Page and application data records:
----
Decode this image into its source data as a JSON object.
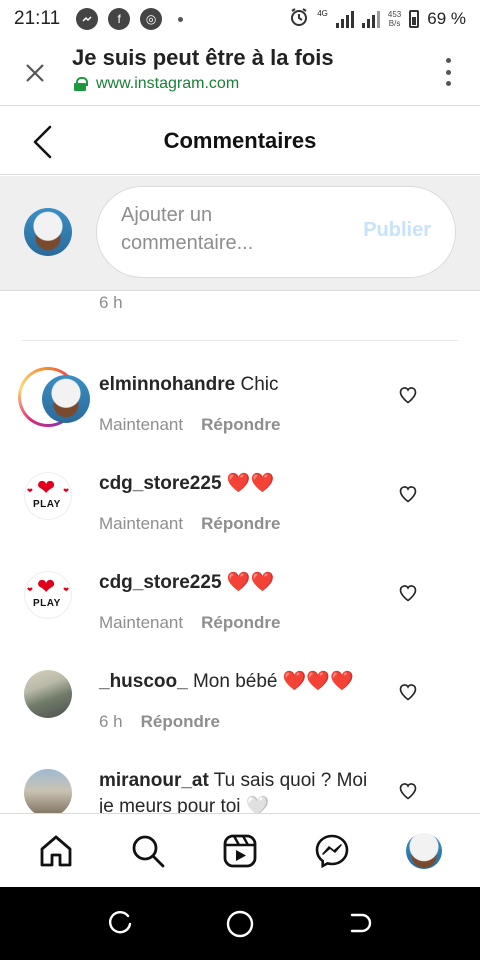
{
  "status_bar": {
    "time": "21:11",
    "network_type": "4G",
    "net_speed_value": "453",
    "net_speed_unit": "B/s",
    "battery": "69 %"
  },
  "browser": {
    "page_title": "Je suis peut être à la fois",
    "url": "www.instagram.com"
  },
  "header": {
    "title": "Commentaires"
  },
  "composer": {
    "placeholder": "Ajouter un commentaire...",
    "publish_label": "Publier"
  },
  "previous_time": "6 h",
  "comments": [
    {
      "username": "elminnohandre",
      "text": "Chic",
      "time": "Maintenant",
      "reply_label": "Répondre"
    },
    {
      "username": "cdg_store225",
      "text": "❤️❤️",
      "time": "Maintenant",
      "reply_label": "Répondre"
    },
    {
      "username": "cdg_store225",
      "text": "❤️❤️",
      "time": "Maintenant",
      "reply_label": "Répondre"
    },
    {
      "username": "_huscoo_",
      "text": "Mon bébé ❤️❤️❤️",
      "time": "6 h",
      "reply_label": "Répondre"
    },
    {
      "username": "miranour_at",
      "text": "Tu sais quoi ? Moi je meurs pour toi 🤍",
      "time": "",
      "reply_label": ""
    }
  ],
  "cdg_avatar_text": "PLAY",
  "icons": {
    "bottom_nav": [
      "home-icon",
      "search-icon",
      "reels-icon",
      "messenger-icon",
      "profile-avatar"
    ],
    "android_nav": [
      "recents-icon",
      "home-circle-icon",
      "back-icon"
    ]
  },
  "colors": {
    "instagram_link_disabled": "#c6e3fb",
    "secure_url_green": "#1a7f37",
    "secondary_text": "#8e8e8e"
  }
}
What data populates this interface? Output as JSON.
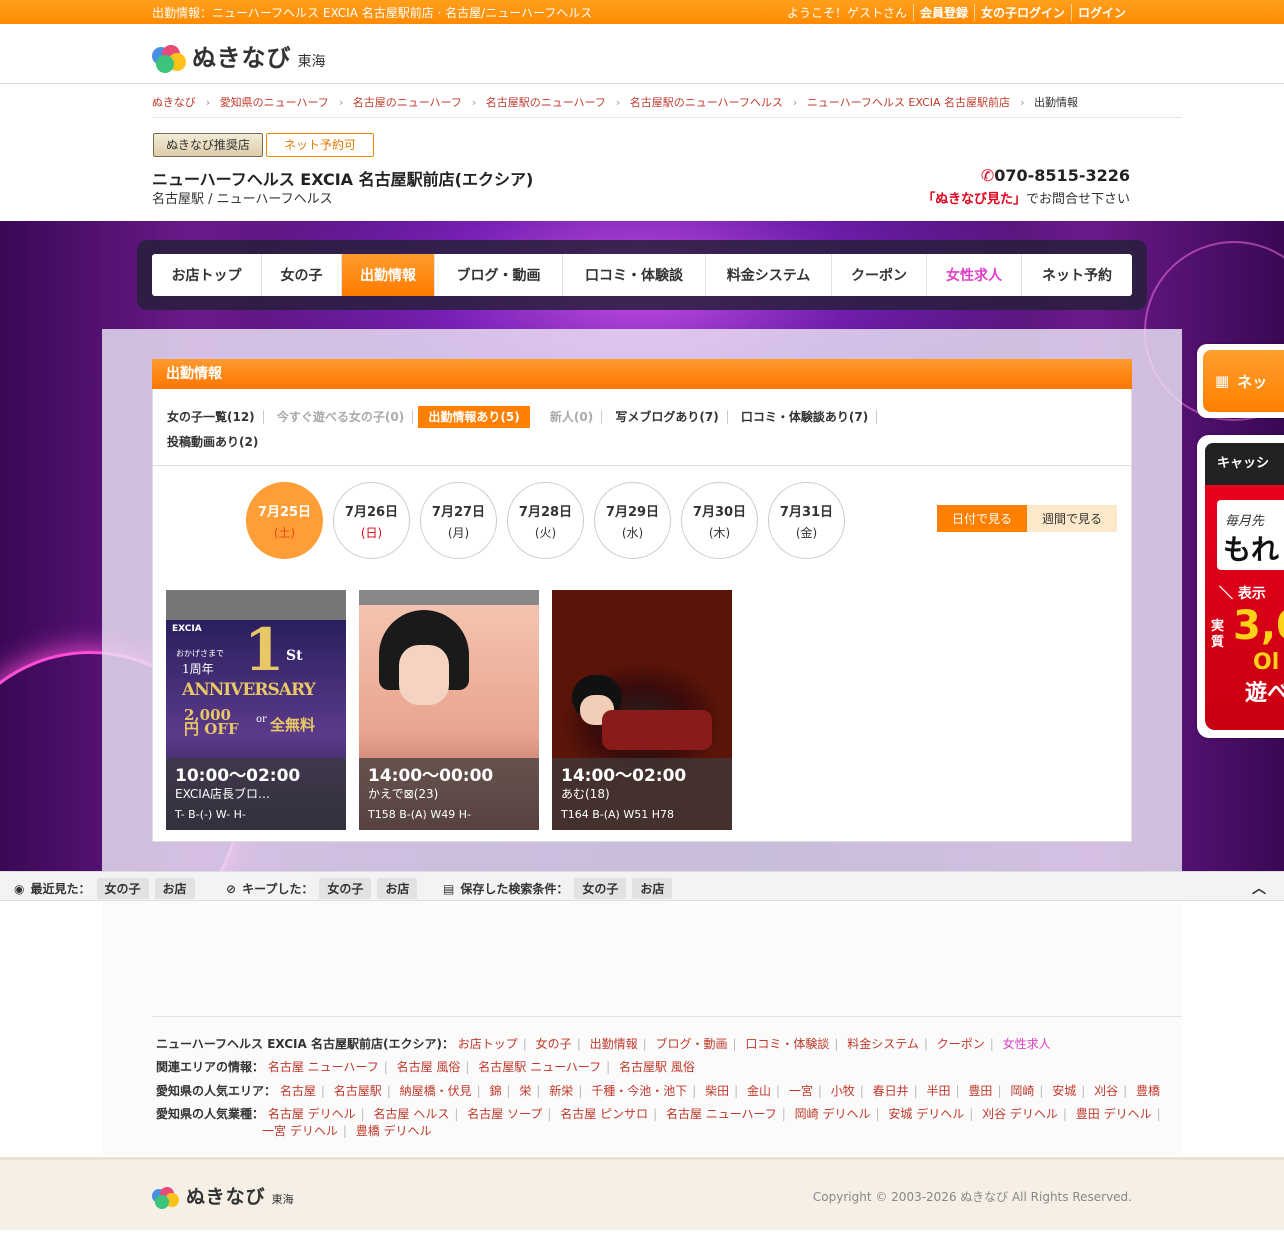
{
  "topbar": {
    "left": "出勤情報：ニューハーフヘルス EXCIA 名古屋駅前店 · 名古屋/ニューハーフヘルス",
    "welcome": "ようこそ！ゲストさん",
    "register": "会員登録",
    "girl_login": "女の子ログイン",
    "login": "ログイン"
  },
  "logo": {
    "name": "ぬきなび",
    "area": "東海"
  },
  "breadcrumb": [
    "ぬきなび",
    "愛知県のニューハーフ",
    "名古屋のニューハーフ",
    "名古屋駅のニューハーフ",
    "名古屋駅のニューハーフヘルス",
    "ニューハーフヘルス EXCIA 名古屋駅前店",
    "出勤情報"
  ],
  "badges": {
    "recommended": "ぬきなび推奨店",
    "net_reserve": "ネット予約可"
  },
  "shop": {
    "name": "ニューハーフヘルス EXCIA 名古屋駅前店(エクシア)",
    "sub": "名古屋駅 / ニューハーフヘルス",
    "tel": "070-8515-3226",
    "tel_note_em": "「ぬきなび見た」",
    "tel_note": "でお問合せ下さい"
  },
  "nav": [
    {
      "label": "お店トップ"
    },
    {
      "label": "女の子"
    },
    {
      "label": "出勤情報"
    },
    {
      "label": "ブログ・動画"
    },
    {
      "label": "口コミ・体験談"
    },
    {
      "label": "料金システム"
    },
    {
      "label": "クーポン"
    },
    {
      "label": "女性求人"
    },
    {
      "label": "ネット予約"
    }
  ],
  "section_title": "出勤情報",
  "tabs": {
    "t1": "女の子一覧(12)",
    "t2": "今すぐ遊べる女の子(0)",
    "t3": "出勤情報あり(5)",
    "t4": "新人(0)",
    "t5": "写メブログあり(7)",
    "t6": "口コミ・体験談あり(7)",
    "t7": "投稿動画あり(2)"
  },
  "dates": [
    {
      "d": "7月25日",
      "w": "(土)"
    },
    {
      "d": "7月26日",
      "w": "(日)"
    },
    {
      "d": "7月27日",
      "w": "(月)"
    },
    {
      "d": "7月28日",
      "w": "(火)"
    },
    {
      "d": "7月29日",
      "w": "(水)"
    },
    {
      "d": "7月30日",
      "w": "(木)"
    },
    {
      "d": "7月31日",
      "w": "(金)"
    }
  ],
  "view": {
    "by_date": "日付で見る",
    "by_week": "週間で見る"
  },
  "girls": [
    {
      "time": "10:00〜02:00",
      "name": "EXCIA店長ブロ…",
      "size": "T- B-(-) W- H-",
      "banner": {
        "brand": "EXCIA",
        "big": "1",
        "line1": "おかげさまで",
        "line2": "1周年",
        "title": "ANNIVERSARY",
        "st": "St",
        "offer1": "2,000円 OFF",
        "or": "or",
        "offer2": "全無料"
      }
    },
    {
      "time": "14:00〜00:00",
      "name": "かえで⊠(23)",
      "size": "T158 B-(A) W49 H-"
    },
    {
      "time": "14:00〜02:00",
      "name": "あむ(18)",
      "size": "T164 B-(A) W51 H78"
    }
  ],
  "side": {
    "reserve": "ネッ",
    "cash_head": "キャッシ",
    "cash_t1": "毎月先",
    "cash_t2": "もれ",
    "cash_t3": "＼ 表示",
    "cash_t4": "実",
    "cash_t5": "質",
    "cash_t6": "3,0",
    "cash_t7": "Ol",
    "cash_t8": "遊べ"
  },
  "recent": {
    "label1": "最近見た：",
    "girl1": "女の子",
    "shop1": "お店",
    "label2": "キープした：",
    "girl2": "女の子",
    "shop2": "お店",
    "label3": "保存した検索条件：",
    "girl3": "女の子",
    "shop3": "お店"
  },
  "footer": {
    "row1_label": "ニューハーフヘルス EXCIA 名古屋駅前店(エクシア)：",
    "row1": [
      "お店トップ",
      "女の子",
      "出勤情報",
      "ブログ・動画",
      "口コミ・体験談",
      "料金システム",
      "クーポン",
      "女性求人"
    ],
    "row2_label": "関連エリアの情報：",
    "row2": [
      "名古屋 ニューハーフ",
      "名古屋 風俗",
      "名古屋駅 ニューハーフ",
      "名古屋駅 風俗"
    ],
    "row3_label": "愛知県の人気エリア：",
    "row3": [
      "名古屋",
      "名古屋駅",
      "納屋橋・伏見",
      "錦",
      "栄",
      "新栄",
      "千種・今池・池下",
      "柴田",
      "金山",
      "一宮",
      "小牧",
      "春日井",
      "半田",
      "豊田",
      "岡崎",
      "安城",
      "刈谷",
      "豊橋"
    ],
    "row4_label": "愛知県の人気業種：",
    "row4": [
      "名古屋 デリヘル",
      "名古屋 ヘルス",
      "名古屋 ソープ",
      "名古屋 ピンサロ",
      "名古屋 ニューハーフ",
      "岡崎 デリヘル",
      "安城 デリヘル",
      "刈谷 デリヘル",
      "豊田 デリヘル"
    ],
    "row5": [
      "一宮 デリヘル",
      "豊橋 デリヘル"
    ]
  },
  "copyright": "Copyright © 2003-2026 ぬきなび All Rights Reserved.",
  "colors": {
    "accent": "#ff7f00",
    "pink": "#e040c8",
    "red": "#e0001b"
  }
}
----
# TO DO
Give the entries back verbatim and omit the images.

# RESPONSE
Decode this image into its source data as a JSON object.
{
  "status_bar": {
    "time": "21:11",
    "network_type": "4G",
    "net_speed_value": "453",
    "net_speed_unit": "B/s",
    "battery": "69 %"
  },
  "browser": {
    "page_title": "Je suis peut être à la fois",
    "url": "www.instagram.com"
  },
  "header": {
    "title": "Commentaires"
  },
  "composer": {
    "placeholder": "Ajouter un commentaire...",
    "publish_label": "Publier"
  },
  "previous_time": "6 h",
  "comments": [
    {
      "username": "elminnohandre",
      "text": "Chic",
      "time": "Maintenant",
      "reply_label": "Répondre"
    },
    {
      "username": "cdg_store225",
      "text": "❤️❤️",
      "time": "Maintenant",
      "reply_label": "Répondre"
    },
    {
      "username": "cdg_store225",
      "text": "❤️❤️",
      "time": "Maintenant",
      "reply_label": "Répondre"
    },
    {
      "username": "_huscoo_",
      "text": "Mon bébé ❤️❤️❤️",
      "time": "6 h",
      "reply_label": "Répondre"
    },
    {
      "username": "miranour_at",
      "text": "Tu sais quoi ? Moi je meurs pour toi 🤍",
      "time": "",
      "reply_label": ""
    }
  ],
  "cdg_avatar_text": "PLAY",
  "icons": {
    "bottom_nav": [
      "home-icon",
      "search-icon",
      "reels-icon",
      "messenger-icon",
      "profile-avatar"
    ],
    "android_nav": [
      "recents-icon",
      "home-circle-icon",
      "back-icon"
    ]
  },
  "colors": {
    "instagram_link_disabled": "#c6e3fb",
    "secure_url_green": "#1a7f37",
    "secondary_text": "#8e8e8e"
  }
}
What data populates this interface? Output as JSON.
{
  "topbar": {
    "left": "出勤情報：ニューハーフヘルス EXCIA 名古屋駅前店 · 名古屋/ニューハーフヘルス",
    "welcome": "ようこそ！ゲストさん",
    "register": "会員登録",
    "girl_login": "女の子ログイン",
    "login": "ログイン"
  },
  "logo": {
    "name": "ぬきなび",
    "area": "東海"
  },
  "breadcrumb": [
    "ぬきなび",
    "愛知県のニューハーフ",
    "名古屋のニューハーフ",
    "名古屋駅のニューハーフ",
    "名古屋駅のニューハーフヘルス",
    "ニューハーフヘルス EXCIA 名古屋駅前店",
    "出勤情報"
  ],
  "badges": {
    "recommended": "ぬきなび推奨店",
    "net_reserve": "ネット予約可"
  },
  "shop": {
    "name": "ニューハーフヘルス EXCIA 名古屋駅前店(エクシア)",
    "sub": "名古屋駅 / ニューハーフヘルス",
    "tel": "070-8515-3226",
    "tel_note_em": "「ぬきなび見た」",
    "tel_note": "でお問合せ下さい"
  },
  "nav": [
    {
      "label": "お店トップ"
    },
    {
      "label": "女の子"
    },
    {
      "label": "出勤情報"
    },
    {
      "label": "ブログ・動画"
    },
    {
      "label": "口コミ・体験談"
    },
    {
      "label": "料金システム"
    },
    {
      "label": "クーポン"
    },
    {
      "label": "女性求人"
    },
    {
      "label": "ネット予約"
    }
  ],
  "section_title": "出勤情報",
  "tabs": {
    "t1": "女の子一覧(12)",
    "t2": "今すぐ遊べる女の子(0)",
    "t3": "出勤情報あり(5)",
    "t4": "新人(0)",
    "t5": "写メブログあり(7)",
    "t6": "口コミ・体験談あり(7)",
    "t7": "投稿動画あり(2)"
  },
  "dates": [
    {
      "d": "7月25日",
      "w": "(土)"
    },
    {
      "d": "7月26日",
      "w": "(日)"
    },
    {
      "d": "7月27日",
      "w": "(月)"
    },
    {
      "d": "7月28日",
      "w": "(火)"
    },
    {
      "d": "7月29日",
      "w": "(水)"
    },
    {
      "d": "7月30日",
      "w": "(木)"
    },
    {
      "d": "7月31日",
      "w": "(金)"
    }
  ],
  "view": {
    "by_date": "日付で見る",
    "by_week": "週間で見る"
  },
  "girls": [
    {
      "time": "10:00〜02:00",
      "name": "EXCIA店長ブロ…",
      "size": "T- B-(-) W- H-",
      "banner": {
        "brand": "EXCIA",
        "big": "1",
        "line1": "おかげさまで",
        "line2": "1周年",
        "title": "ANNIVERSARY",
        "st": "St",
        "offer1": "2,000円 OFF",
        "or": "or",
        "offer2": "全無料"
      }
    },
    {
      "time": "14:00〜00:00",
      "name": "かえで⊠(23)",
      "size": "T158 B-(A) W49 H-"
    },
    {
      "time": "14:00〜02:00",
      "name": "あむ(18)",
      "size": "T164 B-(A) W51 H78"
    }
  ],
  "side": {
    "reserve": "ネッ",
    "cash_head": "キャッシ",
    "cash_t1": "毎月先",
    "cash_t2": "もれ",
    "cash_t3": "＼ 表示",
    "cash_t4": "実",
    "cash_t5": "質",
    "cash_t6": "3,0",
    "cash_t7": "Ol",
    "cash_t8": "遊べ"
  },
  "recent": {
    "label1": "最近見た：",
    "girl1": "女の子",
    "shop1": "お店",
    "label2": "キープした：",
    "girl2": "女の子",
    "shop2": "お店",
    "label3": "保存した検索条件：",
    "girl3": "女の子",
    "shop3": "お店"
  },
  "footer": {
    "row1_label": "ニューハーフヘルス EXCIA 名古屋駅前店(エクシア)：",
    "row1": [
      "お店トップ",
      "女の子",
      "出勤情報",
      "ブログ・動画",
      "口コミ・体験談",
      "料金システム",
      "クーポン",
      "女性求人"
    ],
    "row2_label": "関連エリアの情報：",
    "row2": [
      "名古屋 ニューハーフ",
      "名古屋 風俗",
      "名古屋駅 ニューハーフ",
      "名古屋駅 風俗"
    ],
    "row3_label": "愛知県の人気エリア：",
    "row3": [
      "名古屋",
      "名古屋駅",
      "納屋橋・伏見",
      "錦",
      "栄",
      "新栄",
      "千種・今池・池下",
      "柴田",
      "金山",
      "一宮",
      "小牧",
      "春日井",
      "半田",
      "豊田",
      "岡崎",
      "安城",
      "刈谷",
      "豊橋"
    ],
    "row4_label": "愛知県の人気業種：",
    "row4": [
      "名古屋 デリヘル",
      "名古屋 ヘルス",
      "名古屋 ソープ",
      "名古屋 ピンサロ",
      "名古屋 ニューハーフ",
      "岡崎 デリヘル",
      "安城 デリヘル",
      "刈谷 デリヘル",
      "豊田 デリヘル"
    ],
    "row5": [
      "一宮 デリヘル",
      "豊橋 デリヘル"
    ]
  },
  "copyright": "Copyright © 2003-2026 ぬきなび All Rights Reserved.",
  "colors": {
    "accent": "#ff7f00",
    "pink": "#e040c8",
    "red": "#e0001b"
  }
}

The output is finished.